A file photo in which Georgian Orthodox church, Armenian church and a mosque are seen in Tbilisi’s Old Town. Photo: Guram Muradov/Civil.ge
The Georgian government adopted a decree laying out rules and procedures for allocation of state funds to four minority religious confessions in the country as a “partial compensation for damages inflicted by the Soviet totalitarian regime.”
The decree, which was published on January 30 on the state online registry of legal acts, makes eligible for state funding Diocese of the Armenian Apostolic Church in Georgia, Roman Catholic Church in Georgia, Muslim and Jewish groups.
According to the decree state funds should be allocated “annually” from the state budget.
The decree does not specify amount of funding; it says that a state inter-agency commission on religious issues will recommend the government precise amount of funding. The decree specifies that it will be only up to the government to set exact amount and rules for annual payment. The decree also instructs the Finance Ministry to present within a month its proposals over the allocation of funds.
State Minister for Reconciliation and Civic Equality, Paata Zakareishvili, said on January 27 that the government was considering allocation of total of GEL 4.5 million in 2014 for these four religious groups. He said that the fund would be allocated “proportionally” among the four religious groups, but details have yet to be elaborated.
The decree says that “precise amount of damage” inflicted to these religious groups by the Soviet regime “is unknown, hence compensation will be made symbolically.”

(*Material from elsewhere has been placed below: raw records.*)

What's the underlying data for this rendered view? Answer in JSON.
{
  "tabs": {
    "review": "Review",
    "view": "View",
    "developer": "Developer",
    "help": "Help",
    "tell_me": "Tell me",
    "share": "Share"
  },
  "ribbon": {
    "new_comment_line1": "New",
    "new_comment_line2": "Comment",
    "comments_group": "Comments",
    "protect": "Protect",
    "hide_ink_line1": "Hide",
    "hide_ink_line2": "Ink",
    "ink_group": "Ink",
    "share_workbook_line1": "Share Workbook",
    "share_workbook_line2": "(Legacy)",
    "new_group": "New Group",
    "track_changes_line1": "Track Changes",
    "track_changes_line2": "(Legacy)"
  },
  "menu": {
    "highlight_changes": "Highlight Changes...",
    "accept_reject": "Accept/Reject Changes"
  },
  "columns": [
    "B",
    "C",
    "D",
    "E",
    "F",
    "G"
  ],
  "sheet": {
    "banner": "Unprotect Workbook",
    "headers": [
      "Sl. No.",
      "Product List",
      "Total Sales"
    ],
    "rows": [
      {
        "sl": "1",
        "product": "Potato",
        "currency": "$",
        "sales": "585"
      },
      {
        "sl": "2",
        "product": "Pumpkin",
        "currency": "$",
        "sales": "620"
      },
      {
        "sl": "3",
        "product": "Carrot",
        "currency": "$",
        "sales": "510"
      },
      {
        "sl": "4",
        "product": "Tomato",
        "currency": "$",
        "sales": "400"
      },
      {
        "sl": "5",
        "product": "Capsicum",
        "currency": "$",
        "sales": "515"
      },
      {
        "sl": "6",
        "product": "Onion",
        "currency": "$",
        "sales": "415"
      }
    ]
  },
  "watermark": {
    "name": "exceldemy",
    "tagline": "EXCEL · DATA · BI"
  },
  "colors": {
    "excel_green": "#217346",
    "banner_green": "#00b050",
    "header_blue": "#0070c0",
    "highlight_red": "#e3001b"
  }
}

As a result of legislative amendments passed by the previous Parliament in 2011, religious minority groups in Georgia were given a right to be registered as legal entities under public law. Several religious confessions are represented by several separate groups; for example there is more than one Muslim group registered as legal entity under public law.
The decree specifies that a recipient of state funding should be only one entity from eligible religious confessions. The decree sets three possible options for these groups: to carry out “reorganization” and get united under a single legal entity of public law; to create a joint “coordination council”, which will be authorized to act on behalf of respective religious confession without the need to unite under a single legal entity; or to choose one of the legal entities, which will have a written permission from others to act on behalf of respective religious confession on matters related to receiving state funding.
Religious confessions will have to choose one of these options and notify the authorities before May 1, 2014.
Currently the Georgian Orthodox Church is the only religious group in the country with a line item in the state budget. 2014 state budget envisages GEL 25 million for the Georgian Orthodox Church.